* Exercise requirements
Without including any pictures, copy each entry below exactly.

* Dataset records
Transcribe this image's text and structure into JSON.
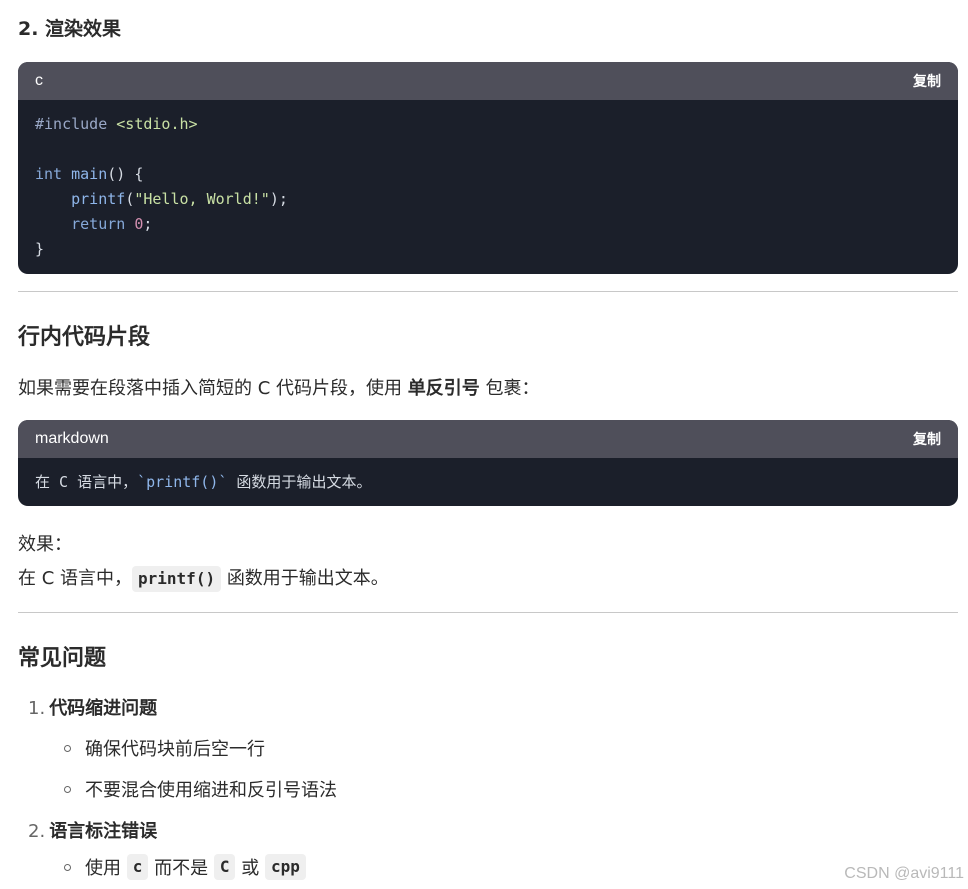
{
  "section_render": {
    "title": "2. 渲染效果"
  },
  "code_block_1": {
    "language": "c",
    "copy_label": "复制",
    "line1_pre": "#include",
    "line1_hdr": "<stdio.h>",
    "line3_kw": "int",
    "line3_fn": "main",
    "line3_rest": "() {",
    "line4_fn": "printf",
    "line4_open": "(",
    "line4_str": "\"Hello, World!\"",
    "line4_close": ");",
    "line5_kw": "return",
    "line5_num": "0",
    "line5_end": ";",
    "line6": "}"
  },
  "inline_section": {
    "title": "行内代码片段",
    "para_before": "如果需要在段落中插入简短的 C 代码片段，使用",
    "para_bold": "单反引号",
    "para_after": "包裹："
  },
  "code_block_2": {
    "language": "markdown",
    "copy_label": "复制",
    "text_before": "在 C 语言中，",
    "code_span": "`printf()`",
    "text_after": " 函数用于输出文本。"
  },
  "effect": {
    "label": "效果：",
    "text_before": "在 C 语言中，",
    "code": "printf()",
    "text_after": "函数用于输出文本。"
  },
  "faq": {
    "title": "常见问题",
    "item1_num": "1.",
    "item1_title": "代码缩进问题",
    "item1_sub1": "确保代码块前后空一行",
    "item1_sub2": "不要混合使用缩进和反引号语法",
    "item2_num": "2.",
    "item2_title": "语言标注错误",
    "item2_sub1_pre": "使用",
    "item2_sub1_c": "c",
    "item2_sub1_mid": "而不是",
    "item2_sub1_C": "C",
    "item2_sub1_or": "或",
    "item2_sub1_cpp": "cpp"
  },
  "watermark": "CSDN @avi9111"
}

* Exercise solution
Transcribe this image's text and structure into JSON.
{
  "section_render": {
    "title": "2. 渲染效果"
  },
  "code_block_1": {
    "language": "c",
    "copy_label": "复制",
    "line1_pre": "#include",
    "line1_hdr": "<stdio.h>",
    "line3_kw": "int",
    "line3_fn": "main",
    "line3_rest": "() {",
    "line4_fn": "printf",
    "line4_open": "(",
    "line4_str": "\"Hello, World!\"",
    "line4_close": ");",
    "line5_kw": "return",
    "line5_num": "0",
    "line5_end": ";",
    "line6": "}"
  },
  "inline_section": {
    "title": "行内代码片段",
    "para_before": "如果需要在段落中插入简短的 C 代码片段，使用",
    "para_bold": "单反引号",
    "para_after": "包裹："
  },
  "code_block_2": {
    "language": "markdown",
    "copy_label": "复制",
    "text_before": "在 C 语言中，",
    "code_span": "`printf()`",
    "text_after": " 函数用于输出文本。"
  },
  "effect": {
    "label": "效果：",
    "text_before": "在 C 语言中，",
    "code": "printf()",
    "text_after": "函数用于输出文本。"
  },
  "faq": {
    "title": "常见问题",
    "item1_num": "1.",
    "item1_title": "代码缩进问题",
    "item1_sub1": "确保代码块前后空一行",
    "item1_sub2": "不要混合使用缩进和反引号语法",
    "item2_num": "2.",
    "item2_title": "语言标注错误",
    "item2_sub1_pre": "使用",
    "item2_sub1_c": "c",
    "item2_sub1_mid": "而不是",
    "item2_sub1_C": "C",
    "item2_sub1_or": "或",
    "item2_sub1_cpp": "cpp"
  },
  "watermark": "CSDN @avi9111"
}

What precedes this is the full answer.